> **YOUR INSTRUCTIONS**: Because the pictures are not wanted, give back only the exact text of every entry below.

Extracted records
=== Section Start ===
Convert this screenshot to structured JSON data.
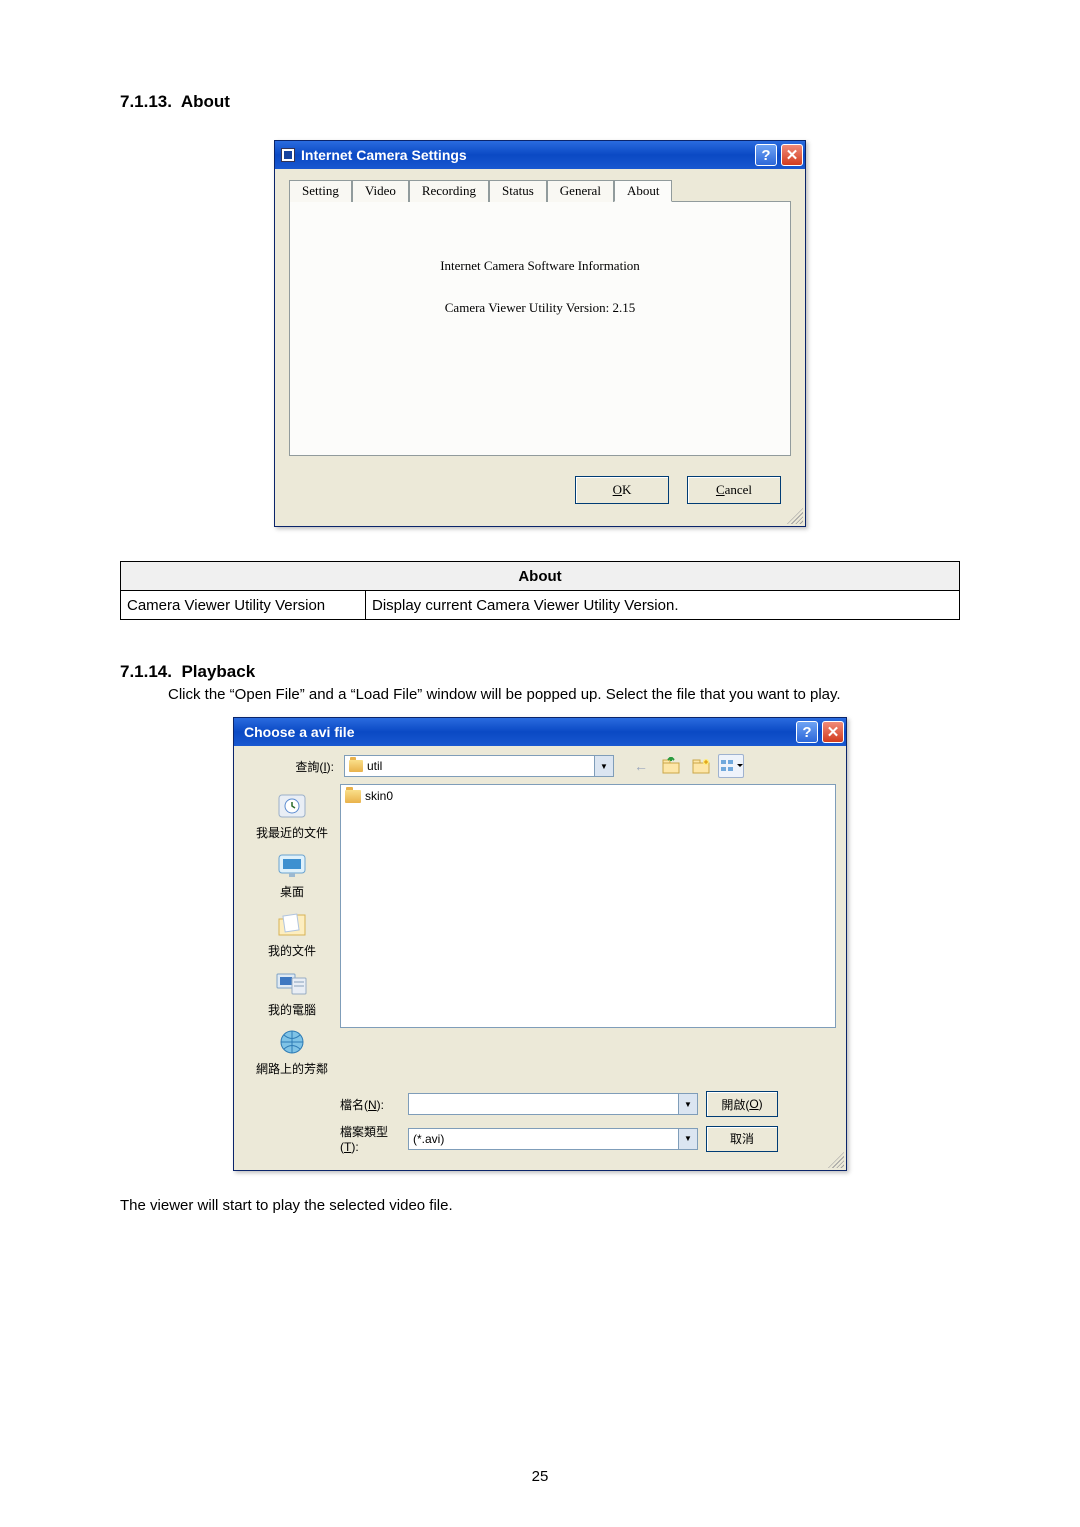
{
  "sec1": {
    "num": "7.1.13.",
    "title": "About"
  },
  "dlg1": {
    "title": "Internet Camera Settings",
    "tabs": [
      "Setting",
      "Video",
      "Recording",
      "Status",
      "General",
      "About"
    ],
    "active_tab_index": 5,
    "pane_line1": "Internet Camera Software Information",
    "pane_line2": "Camera Viewer Utility Version: 2.15",
    "ok_u": "O",
    "ok_rest": "K",
    "cancel_u": "C",
    "cancel_rest": "ancel"
  },
  "table_header": "About",
  "table_row_label": "Camera Viewer Utility Version",
  "table_row_value": "Display current Camera Viewer Utility Version.",
  "sec2": {
    "num": "7.1.14.",
    "title": "Playback"
  },
  "playback_text": "Click the “Open File” and a “Load File” window will be popped up. Select the file that you want to play.",
  "dlg2": {
    "title": "Choose a avi file",
    "lookin_label": "查詢(I):",
    "lookin_label_u": "I",
    "lookin_value": "util",
    "toolbar": {
      "back": "back-icon",
      "up": "up-one-level-icon",
      "newfolder": "new-folder-icon",
      "views": "views-icon"
    },
    "places": [
      "我最近的文件",
      "桌面",
      "我的文件",
      "我的電腦",
      "網路上的芳鄰"
    ],
    "file_item": "skin0",
    "fn_label_pre": "檔名(",
    "fn_label_u": "N",
    "fn_label_post": "):",
    "ft_label_pre": "檔案類型(",
    "ft_label_u": "T",
    "ft_label_post": "):",
    "filename_value": "",
    "filetype_value": "(*.avi)",
    "open_pre": "開啟(",
    "open_u": "O",
    "open_post": ")",
    "cancel": "取消"
  },
  "post_text": "The viewer will start to play the selected video file.",
  "page_number": "25"
}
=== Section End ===
> **SOLUTION TO THIS TASK**:
Convert this screenshot to structured JSON data.
{
  "sec1": {
    "num": "7.1.13.",
    "title": "About"
  },
  "dlg1": {
    "title": "Internet Camera Settings",
    "tabs": [
      "Setting",
      "Video",
      "Recording",
      "Status",
      "General",
      "About"
    ],
    "active_tab_index": 5,
    "pane_line1": "Internet Camera Software Information",
    "pane_line2": "Camera Viewer Utility Version: 2.15",
    "ok_u": "O",
    "ok_rest": "K",
    "cancel_u": "C",
    "cancel_rest": "ancel"
  },
  "table_header": "About",
  "table_row_label": "Camera Viewer Utility Version",
  "table_row_value": "Display current Camera Viewer Utility Version.",
  "sec2": {
    "num": "7.1.14.",
    "title": "Playback"
  },
  "playback_text": "Click the “Open File” and a “Load File” window will be popped up. Select the file that you want to play.",
  "dlg2": {
    "title": "Choose a avi file",
    "lookin_label": "查詢(I):",
    "lookin_label_u": "I",
    "lookin_value": "util",
    "toolbar": {
      "back": "back-icon",
      "up": "up-one-level-icon",
      "newfolder": "new-folder-icon",
      "views": "views-icon"
    },
    "places": [
      "我最近的文件",
      "桌面",
      "我的文件",
      "我的電腦",
      "網路上的芳鄰"
    ],
    "file_item": "skin0",
    "fn_label_pre": "檔名(",
    "fn_label_u": "N",
    "fn_label_post": "):",
    "ft_label_pre": "檔案類型(",
    "ft_label_u": "T",
    "ft_label_post": "):",
    "filename_value": "",
    "filetype_value": "(*.avi)",
    "open_pre": "開啟(",
    "open_u": "O",
    "open_post": ")",
    "cancel": "取消"
  },
  "post_text": "The viewer will start to play the selected video file.",
  "page_number": "25"
}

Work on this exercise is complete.